Content starts

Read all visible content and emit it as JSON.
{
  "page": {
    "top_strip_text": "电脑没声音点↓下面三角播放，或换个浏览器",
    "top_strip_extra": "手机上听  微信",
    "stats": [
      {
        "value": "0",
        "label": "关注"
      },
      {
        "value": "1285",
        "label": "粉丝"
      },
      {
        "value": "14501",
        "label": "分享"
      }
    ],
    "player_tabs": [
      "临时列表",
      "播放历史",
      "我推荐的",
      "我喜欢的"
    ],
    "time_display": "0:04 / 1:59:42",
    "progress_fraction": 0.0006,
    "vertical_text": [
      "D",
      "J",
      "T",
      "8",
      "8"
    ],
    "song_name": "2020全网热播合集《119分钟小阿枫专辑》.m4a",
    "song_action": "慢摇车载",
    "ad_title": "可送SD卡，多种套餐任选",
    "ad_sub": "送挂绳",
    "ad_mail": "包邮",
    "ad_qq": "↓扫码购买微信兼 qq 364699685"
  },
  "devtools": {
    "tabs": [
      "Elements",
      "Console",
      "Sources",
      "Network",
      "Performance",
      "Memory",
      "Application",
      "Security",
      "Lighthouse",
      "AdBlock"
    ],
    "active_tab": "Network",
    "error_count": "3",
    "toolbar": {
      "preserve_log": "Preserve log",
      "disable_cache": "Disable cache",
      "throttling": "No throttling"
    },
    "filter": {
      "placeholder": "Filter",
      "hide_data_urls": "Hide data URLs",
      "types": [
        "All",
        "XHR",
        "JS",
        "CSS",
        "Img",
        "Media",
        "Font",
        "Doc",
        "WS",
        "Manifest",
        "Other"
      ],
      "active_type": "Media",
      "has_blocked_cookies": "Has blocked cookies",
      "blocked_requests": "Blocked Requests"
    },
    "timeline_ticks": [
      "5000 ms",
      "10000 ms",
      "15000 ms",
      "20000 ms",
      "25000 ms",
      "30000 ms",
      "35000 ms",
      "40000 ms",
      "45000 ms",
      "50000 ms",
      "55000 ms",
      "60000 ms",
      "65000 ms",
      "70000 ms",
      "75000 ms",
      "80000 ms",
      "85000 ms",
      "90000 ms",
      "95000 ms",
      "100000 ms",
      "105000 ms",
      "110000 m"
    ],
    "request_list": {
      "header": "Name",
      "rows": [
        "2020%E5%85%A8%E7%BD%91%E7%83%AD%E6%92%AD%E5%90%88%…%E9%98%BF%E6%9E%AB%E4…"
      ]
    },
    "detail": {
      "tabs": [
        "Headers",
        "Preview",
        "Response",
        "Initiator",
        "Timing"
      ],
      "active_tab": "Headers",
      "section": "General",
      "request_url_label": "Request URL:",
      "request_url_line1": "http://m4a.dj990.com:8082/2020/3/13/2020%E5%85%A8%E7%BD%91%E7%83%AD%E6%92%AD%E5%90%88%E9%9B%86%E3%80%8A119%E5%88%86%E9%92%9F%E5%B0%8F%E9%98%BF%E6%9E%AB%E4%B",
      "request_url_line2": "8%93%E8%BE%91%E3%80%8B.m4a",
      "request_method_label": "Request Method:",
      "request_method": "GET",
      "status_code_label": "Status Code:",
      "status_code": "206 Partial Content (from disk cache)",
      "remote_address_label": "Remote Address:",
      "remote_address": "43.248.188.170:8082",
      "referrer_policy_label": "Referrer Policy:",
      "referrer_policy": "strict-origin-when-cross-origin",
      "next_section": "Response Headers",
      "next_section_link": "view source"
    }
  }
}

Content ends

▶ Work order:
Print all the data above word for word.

▶ Exercise solution:
Read all visible content and emit it as JSON.
{
  "page": {
    "top_strip_text": "电脑没声音点↓下面三角播放，或换个浏览器",
    "top_strip_extra": "手机上听  微信",
    "stats": [
      {
        "value": "0",
        "label": "关注"
      },
      {
        "value": "1285",
        "label": "粉丝"
      },
      {
        "value": "14501",
        "label": "分享"
      }
    ],
    "player_tabs": [
      "临时列表",
      "播放历史",
      "我推荐的",
      "我喜欢的"
    ],
    "time_display": "0:04 / 1:59:42",
    "progress_fraction": 0.0006,
    "vertical_text": [
      "D",
      "J",
      "T",
      "8",
      "8"
    ],
    "song_name": "2020全网热播合集《119分钟小阿枫专辑》.m4a",
    "song_action": "慢摇车载",
    "ad_title": "可送SD卡，多种套餐任选",
    "ad_sub": "送挂绳",
    "ad_mail": "包邮",
    "ad_qq": "↓扫码购买微信兼 qq 364699685"
  },
  "devtools": {
    "tabs": [
      "Elements",
      "Console",
      "Sources",
      "Network",
      "Performance",
      "Memory",
      "Application",
      "Security",
      "Lighthouse",
      "AdBlock"
    ],
    "active_tab": "Network",
    "error_count": "3",
    "toolbar": {
      "preserve_log": "Preserve log",
      "disable_cache": "Disable cache",
      "throttling": "No throttling"
    },
    "filter": {
      "placeholder": "Filter",
      "hide_data_urls": "Hide data URLs",
      "types": [
        "All",
        "XHR",
        "JS",
        "CSS",
        "Img",
        "Media",
        "Font",
        "Doc",
        "WS",
        "Manifest",
        "Other"
      ],
      "active_type": "Media",
      "has_blocked_cookies": "Has blocked cookies",
      "blocked_requests": "Blocked Requests"
    },
    "timeline_ticks": [
      "5000 ms",
      "10000 ms",
      "15000 ms",
      "20000 ms",
      "25000 ms",
      "30000 ms",
      "35000 ms",
      "40000 ms",
      "45000 ms",
      "50000 ms",
      "55000 ms",
      "60000 ms",
      "65000 ms",
      "70000 ms",
      "75000 ms",
      "80000 ms",
      "85000 ms",
      "90000 ms",
      "95000 ms",
      "100000 ms",
      "105000 ms",
      "110000 m"
    ],
    "request_list": {
      "header": "Name",
      "rows": [
        "2020%E5%85%A8%E7%BD%91%E7%83%AD%E6%92%AD%E5%90%88%…%E9%98%BF%E6%9E%AB%E4…"
      ]
    },
    "detail": {
      "tabs": [
        "Headers",
        "Preview",
        "Response",
        "Initiator",
        "Timing"
      ],
      "active_tab": "Headers",
      "section": "General",
      "request_url_label": "Request URL:",
      "request_url_line1": "http://m4a.dj990.com:8082/2020/3/13/2020%E5%85%A8%E7%BD%91%E7%83%AD%E6%92%AD%E5%90%88%E9%9B%86%E3%80%8A119%E5%88%86%E9%92%9F%E5%B0%8F%E9%98%BF%E6%9E%AB%E4%B",
      "request_url_line2": "8%93%E8%BE%91%E3%80%8B.m4a",
      "request_method_label": "Request Method:",
      "request_method": "GET",
      "status_code_label": "Status Code:",
      "status_code": "206 Partial Content (from disk cache)",
      "remote_address_label": "Remote Address:",
      "remote_address": "43.248.188.170:8082",
      "referrer_policy_label": "Referrer Policy:",
      "referrer_policy": "strict-origin-when-cross-origin",
      "next_section": "Response Headers",
      "next_section_link": "view source"
    }
  }
}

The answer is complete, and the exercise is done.